Medical & Telephone Reimbursements

Under Section 17(2) of the Income-tax Act, reimbursement of upto Rs.15,000 of medical expenses in a year, actually incurred by an employee on his medical treatment or the treatment of any member of his family, is treated as an exempt perk.

Under Rule 3 of the Income-tax Rules, any reimbursement granted by an employer to his employee for telephone expenses (including a mobile phone), actually incurred by an employee, is treated as an exempt perk.
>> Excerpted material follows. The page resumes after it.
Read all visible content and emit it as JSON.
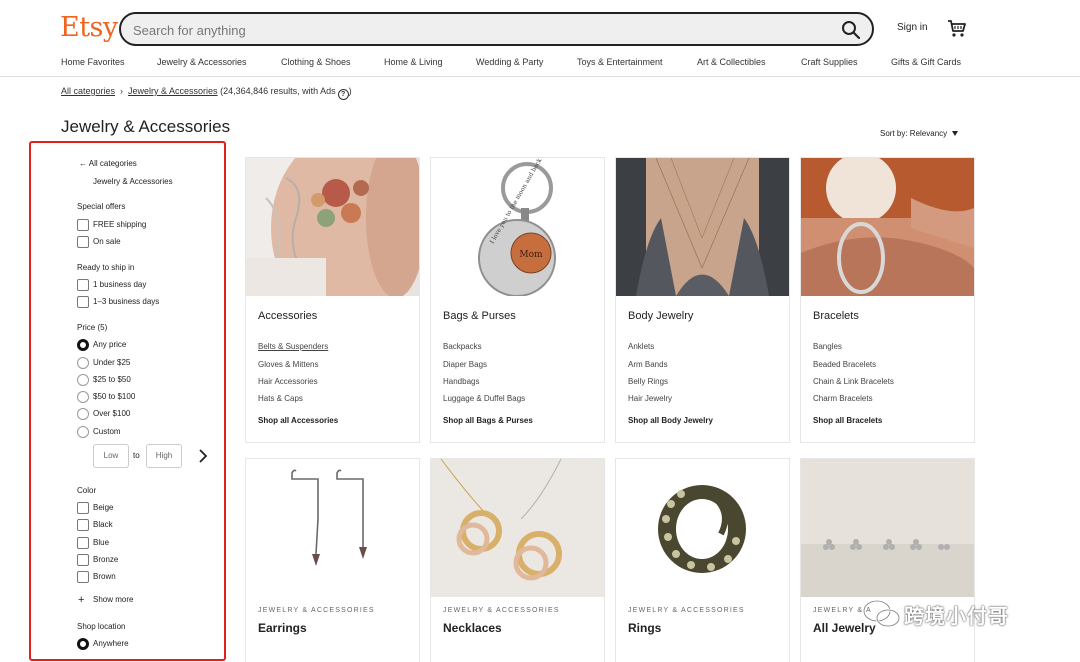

It is pertinent to note that there is no monetary ceiling prescribed in regard to this reimbursement.

Reimbursement of Conveyance & Entertainment

In its landmark decision in the case of ‘CIT v/s. Kiran Shelat’ (235 ITR 635) the Gujarat High Court has laid down that “reimbursement by an employer of actual expenditure incurred by an employee for purposes of traveling, conveyance or entertainment while discharging his official duties do not result in any profit or gain to the employee and the same cannot be treated as a salary or perquisite u/s. 15 or 17 of the Income-tax Act.

A similar view was also taken earlier by the Gujarat High Court in the case of ‘S. G. Pgnatale v/s. CIT’ (124 ITR 391) wherein it was held that although money goes into the pocket of an employee, but if it actually represents reimbursement of a necessary disbursement, the same would not amount to a taxable perquisite in his hands.

Reimbursements back in action!

In view of the above legislative provisions and the binding ratio of well settled judicial pronouncements coupled with the fact that FBT would no longer be attracted in the hands of the employer, reimbursements to employees for medical and telephone expenses even though incurred for personal purposes, and reimbursements for conveyance, traveling and entertainment for discharge of official duties are bound to receive increasing attention in the times ahead.

As regards medical reimbursement exempt within the prescribed limit of Rs.15,000 per annum, it needs to be also kept in mind that the benefit of the said exemption will be available only until 31st March, 2011, since the new Direct Tax Code has proposed not to continue the said exemption thereafter.

CBDT delays Perk Valuation Rules

Post FBT abolition the Central Board of Direct Taxes (CBDT) was expected to soon come out with the revised set of rules for valuation of perquisites. Nearly 45 days after the Union Budget, though the new draft of the Direct Tax Code proposed to be effective from 1st April, 2011 has been released, but the new perk valuation rules to take retrospective effect from 1st April, 2009 are still awaited. Infact, the delay by the CBDT is costing the revenue, because in absence of the same, employers have not been able to deduct any TDS as yet on taxable employee perks in the post FBT regime.

Leave a Reply

You must be logged in to post a comment.

Powered by Epaperz.com | Hosted at HostADomainNow.com